21A: LFS (GAS) Give answer. Assisting student E unsuccessfully.
22T: TFS (GAS) Explicit correction and Nonlinguistic means. T says: ¡±b... b...¡± emphatically and draws a ¡®b¡¯ on the board with his finger.
23T: TCS: Nonlinguistic means. Points to student E on the girls team to take a turn again.
24A: LFS (GAS) Give answer. Learner A assists E again.
25E: LCS: Nonlinguistic means. Uses exaggerated gestures that seem to assist in her production of the correct response.
ROI: The learners, at this level, are highly dependent on the cartoon pictures, audio and text. The result of the interaction is very basic. The learners are beginning to match form with an image and phonology with text. Perhaps the learners' level and cognitive development are below the level of documenting any verbal evidence of scaffolding.
01A: 2) introjected regulation: Learner A attempts a correct answer.
03B: 1) external regulation: Learner B is reacting to A¡¯s slow response time (¡°Hurry-up!¡±).
04C: 2) introjected regulation: Learner C moves forward to assist her teammate.
05A: 2) introjected regulation: Learner A once again attempts a correct answer.
07B ~ 11T: 1) external regulation with elements of 5) intrinsic motivation: Learners chant ¡°I volunteer¡± wishing to take a turn. This is a reaction to the open possibilities for turn taking. There is a quality of ¡®whole-heartedness¡¯ but little cognitive effort.
13D: 2) introjected regulation: Learner D giving answer to learner B (¡°He is bringing...their drinks¡±).
14B: 3) identified regulation: Learner B asks for clarification/repetition (¡°What?¡±).
15D: 2) introjected regulation: Learner D assists B again.
16B: 3) identified regulation: Learner B asks for some form of confirmation (¡°Their drinks?¡±).
17D: 2) introjected regulation: Learner D attempts to assist B once again
18B: 2) introjected regulation: Learner B attempts a correct answer.
20: 2) introjected regulation with elements of 5) intrinsic motivation once again: Several learners chant ¡°I volunteer¡± wishing to elicit a turn.
21A: 2) introjected regulation: Learner A attempts to assist learner E, though unsuccessfully.

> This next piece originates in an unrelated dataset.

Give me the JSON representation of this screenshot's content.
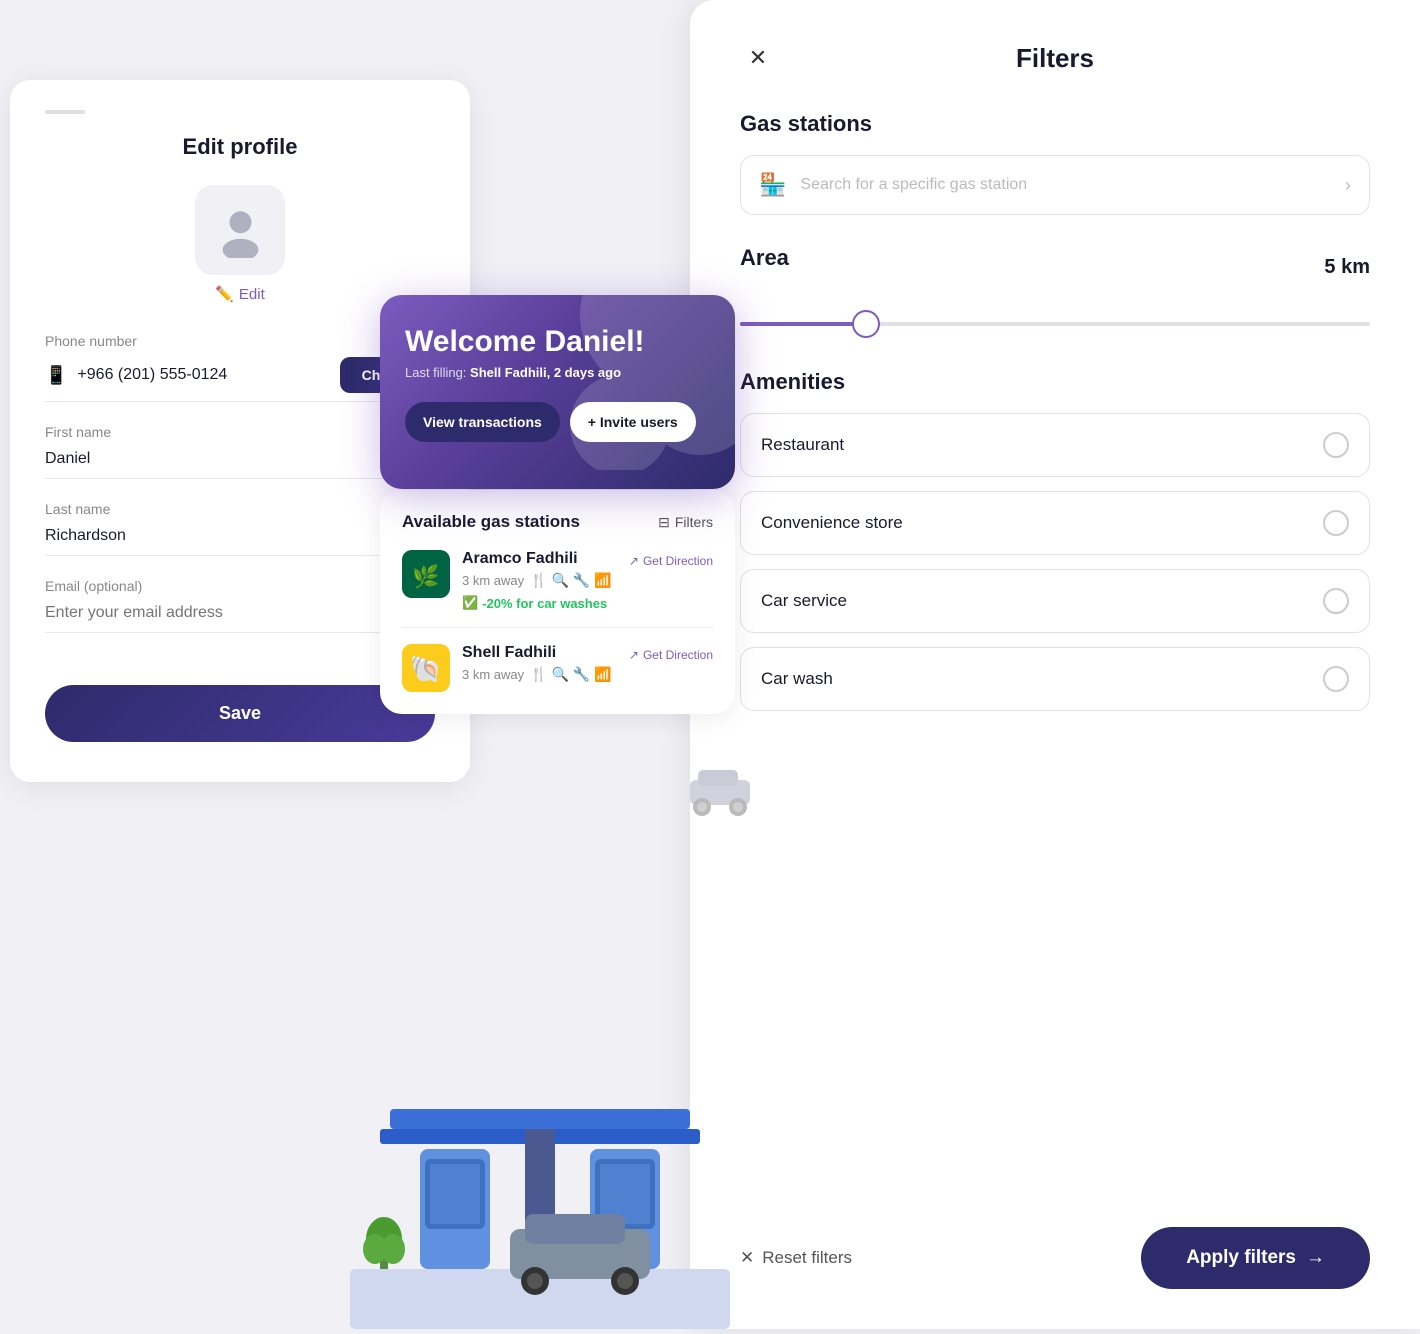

24A: 2) introjected regulation: Again, learner A attempts to assist learner E. This time successfully.
25E: 2) introjected regulation: Learner E produces a correct answer.